People who have procedures to unclog their heart's arteries in the morning may do better than those who have them in the afternoon, according to a new study.
Those who had the artery-clearing procedure known as angioplasty done in the afternoon were more likely to need it repeated, and less likely to be alive in a year, than those who had it done in the morning, the study team reports in the American Heart Journal.
But it's hard to tell if this was because of health differences in patients who had angioplasties at different times of day, or because of what happened during the actual procedures.
"From this study alone we can't definitively determine what the cause of those worse outcomes was," Dr Warren Cantor, the lead author on the study and a cardiologist at Southlake Regional Health Centre in Newmarket, Ontario, told Reuters Health.
Blood flow diverted
In an angioplasty, a small balloon is used to clear a blocked coronary artery - the artery that supplies blood directly to the heart - and a stent is inserted to keep the artery clear.
Every year, more than 1 million people in the US undergo angioplasty, a procedure with a price tag in the thousands of dollars. Others can rely on medication to prevent heart attacks, while some get more invasive bypass surgery, in which blood flow is diverted around a blocked artery to feed the heart.
While some angioplasties are emergency procedures, others are scheduled in advance to stop patients with heart disease from getting worse, or to relieve their symptoms.
Cantor and his colleagues looked at what happened to almost 2 500 patients that had non-emergency angioplasties in Alberta, Canada. A little over half of those patients had the procedure between 7am and noon, while the others had it between noon and 6pm.
More advanced heart disease
Patients having an angioplasty in the afternoon tended to be worse off to begin with: they were sicker and had more advanced heart disease than patients who had angioplasty in the morning. It was unclear why the two groups had different characteristics, but patients who were already in the hospital - and therefore sicker, on average - were more likely to be scheduled in the afternoons.
They also were worse off after the procedure. Eighteen afternoon patients needed the angioplasty repeated or needed heart bypass surgery within the next month, versus 12 morning patients. After a year, 23 afternoon patients were dead, compared to 16 morning patients.
When they analysed their data, the researchers found that pre-treatment differences probably weren't the only reason for this difference. Other explanations could be that doctors and nurses are more rushed or tired in the afternoon or watching patients less closely overnight. Patients with morning procedures would likely be more stable, and thus less vulnerable to complications, by the time the overnight shift started.
"It's not a crazy idea that this could potentially be due to fatigue," Dr Christopher Landrigan, who studies the effects of doctors' sleep deprivation on patient and doctor safety at Brigham and Women's Hospital in Boston, told Reuters Health. Landrigan was not involved in the study, which was funded by heart foundations and the government but also by some stent manufacturers.
Most people are sleepy for a while in the mid-afternoon because of the body's natural rhythms, he explained. Or, the doctors just could have been working for too long. Like truckers, he said, more time on the job for doctors is associated with worse performance.

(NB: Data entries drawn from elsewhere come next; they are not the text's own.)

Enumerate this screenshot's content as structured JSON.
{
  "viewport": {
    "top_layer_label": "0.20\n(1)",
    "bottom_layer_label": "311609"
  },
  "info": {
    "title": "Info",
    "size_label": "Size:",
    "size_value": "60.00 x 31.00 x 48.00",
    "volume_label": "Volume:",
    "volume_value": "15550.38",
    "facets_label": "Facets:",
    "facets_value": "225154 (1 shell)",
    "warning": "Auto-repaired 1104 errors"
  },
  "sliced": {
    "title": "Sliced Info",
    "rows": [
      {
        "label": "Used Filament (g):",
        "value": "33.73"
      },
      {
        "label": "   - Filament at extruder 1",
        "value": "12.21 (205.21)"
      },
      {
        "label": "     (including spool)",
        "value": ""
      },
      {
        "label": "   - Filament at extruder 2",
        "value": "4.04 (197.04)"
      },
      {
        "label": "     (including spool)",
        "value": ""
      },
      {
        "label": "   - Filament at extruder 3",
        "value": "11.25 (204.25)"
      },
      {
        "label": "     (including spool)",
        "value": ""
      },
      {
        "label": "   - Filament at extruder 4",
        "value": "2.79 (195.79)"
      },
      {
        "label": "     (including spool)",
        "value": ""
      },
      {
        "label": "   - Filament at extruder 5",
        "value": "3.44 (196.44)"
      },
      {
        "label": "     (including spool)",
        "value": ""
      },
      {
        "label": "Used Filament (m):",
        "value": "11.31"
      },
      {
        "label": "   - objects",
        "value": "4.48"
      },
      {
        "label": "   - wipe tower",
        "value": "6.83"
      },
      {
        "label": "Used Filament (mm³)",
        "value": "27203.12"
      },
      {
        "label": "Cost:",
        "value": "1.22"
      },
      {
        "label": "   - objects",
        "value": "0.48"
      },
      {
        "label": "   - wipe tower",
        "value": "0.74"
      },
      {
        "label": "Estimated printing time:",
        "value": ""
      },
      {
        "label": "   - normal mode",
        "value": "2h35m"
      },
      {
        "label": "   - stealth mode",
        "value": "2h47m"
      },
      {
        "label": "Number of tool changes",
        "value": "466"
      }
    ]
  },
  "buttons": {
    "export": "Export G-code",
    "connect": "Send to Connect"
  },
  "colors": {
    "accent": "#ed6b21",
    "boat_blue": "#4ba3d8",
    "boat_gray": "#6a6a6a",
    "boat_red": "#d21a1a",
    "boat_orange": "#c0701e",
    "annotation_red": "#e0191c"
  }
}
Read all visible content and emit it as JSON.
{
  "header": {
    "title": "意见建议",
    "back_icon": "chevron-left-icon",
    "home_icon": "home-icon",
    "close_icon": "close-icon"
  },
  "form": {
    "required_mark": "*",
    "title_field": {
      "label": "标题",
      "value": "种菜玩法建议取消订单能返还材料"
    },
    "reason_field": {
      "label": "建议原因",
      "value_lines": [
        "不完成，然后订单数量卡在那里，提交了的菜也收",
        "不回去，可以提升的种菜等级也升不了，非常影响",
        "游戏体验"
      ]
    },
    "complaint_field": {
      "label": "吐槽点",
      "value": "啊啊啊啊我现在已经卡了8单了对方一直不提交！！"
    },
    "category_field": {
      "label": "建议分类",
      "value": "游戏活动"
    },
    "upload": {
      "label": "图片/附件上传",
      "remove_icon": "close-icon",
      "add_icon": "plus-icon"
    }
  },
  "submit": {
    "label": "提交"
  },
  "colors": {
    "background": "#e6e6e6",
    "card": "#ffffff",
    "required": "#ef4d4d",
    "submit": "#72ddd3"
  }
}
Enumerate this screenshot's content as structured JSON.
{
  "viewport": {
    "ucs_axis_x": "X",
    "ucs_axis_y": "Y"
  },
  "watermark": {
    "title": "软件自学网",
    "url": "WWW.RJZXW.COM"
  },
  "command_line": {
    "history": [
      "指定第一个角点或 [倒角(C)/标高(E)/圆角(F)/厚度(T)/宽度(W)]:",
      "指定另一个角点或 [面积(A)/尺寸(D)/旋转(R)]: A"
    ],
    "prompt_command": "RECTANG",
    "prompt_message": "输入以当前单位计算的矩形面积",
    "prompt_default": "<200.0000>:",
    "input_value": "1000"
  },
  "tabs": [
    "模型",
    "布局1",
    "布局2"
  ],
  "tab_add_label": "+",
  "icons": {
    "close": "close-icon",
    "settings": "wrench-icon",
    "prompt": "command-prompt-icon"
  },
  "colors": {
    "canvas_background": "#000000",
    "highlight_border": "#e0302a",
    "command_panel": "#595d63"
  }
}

Other studies have shown that angioplasties are more likely to go badly when they're done at night instead of during normal working hours. This effect has been shown for other procedures as well, including childbirth. But less is known about differences in treatment during the course of the work day, although one recent study suggested that morning colonoscopies caught more potentially cancerous polyps than those done in the afternoon.
While the results of the study are new and interesting, Cantor said, they're just a starting point for more research to come. The findings shouldn't force any changes to practice based on this study alone, he said.
Dr Harlan Krumholz, a professor at Yale University School of Medicine who was not involved in the study, also cautioned against reading too much into the findings. "It's way too early to say that this is really a problem," he told Reuters Health.
He said a bigger study at multiple hospitals would help researchers figure out why patients who had morning angioplasties fared better - if it was because of the patients themselves or something about their treatment. This study, he said, "gives us an alert to say that we should look more closely at this." - (Genevra Pittman, Reuters Health, June 2010)